These French have the right idea, too, with a low port carry:

These guys are really getting into it!:
![image|690x498](upload://oowD7RVqs2rzQzGjeSrZb3MoVAO.jpeg
These ACW Confederates are charging high port:

These guys look pretty determined!

:smiley: :canada:

**

4 - 1…I win!! :joy: :joy:
:smiley: :canada:

And there’s this re ACW tactics;

https://civilwartalk.com/threads/the-proper-commands-for-the-bayonet.155093/

“The common drill manuals only briefly touch on bayonet drill. It’s there to give the soldier basic understanding of the bayonet but little about how to actually use the thing in combat. To do that, you’ll need an actual bayonet manual. I know of two, McClellan’s and Keltons. I have a copy of Kelton’s. The thing on bayonet combat is there is no rigid orders, you do as you see fit to survive. A bayonet charge would usually have the soldiers “arms port” and then advance at the double quick or the run. When the soldier got to the enemy lines, he won’t need an order to lower his bayonet. What you see at most reenactments, which is the order of “charge bayonet” and then slowly march forward in a line, is pure fantasy. The position of “charge bayonet” is actually the guard position.
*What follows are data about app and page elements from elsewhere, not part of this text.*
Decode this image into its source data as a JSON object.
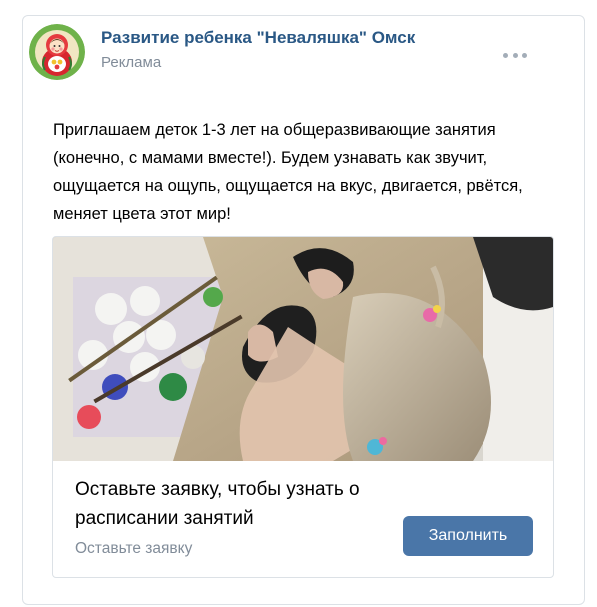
{
  "post": {
    "author": "Развитие ребенка \"Неваляшка\" Омск",
    "sponsored_label": "Реклама",
    "more_icon": "more-dots-icon",
    "text": "Приглашаем деток 1-3 лет на общеразвивающие занятия (конечно, с мамами вместе!). Будем узнавать как звучит, ощущается на ощупь, ощущается на вкус, двигается, рвётся, меняет цвета этот мир!"
  },
  "attachment": {
    "image_description": "child finger painting with black paint on brown paper",
    "title": "Оставьте заявку, чтобы узнать о расписании занятий",
    "caption": "Оставьте заявку",
    "button_label": "Заполнить"
  },
  "colors": {
    "author_link": "#2a5885",
    "secondary_text": "#818c99",
    "button_bg": "#4a76a8",
    "border": "#dce1e6"
  }
}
What the soldier would do next - parry, thrust, volt, etc, would depend on what his opponent was doing.”

:grinning: well, there’s no doubt where the inspiration for the figures came from. I’ll let it go at that. So much for “The Spirit of the Bayonet” (that’s what the DI’s called it in basic), never used it in combat.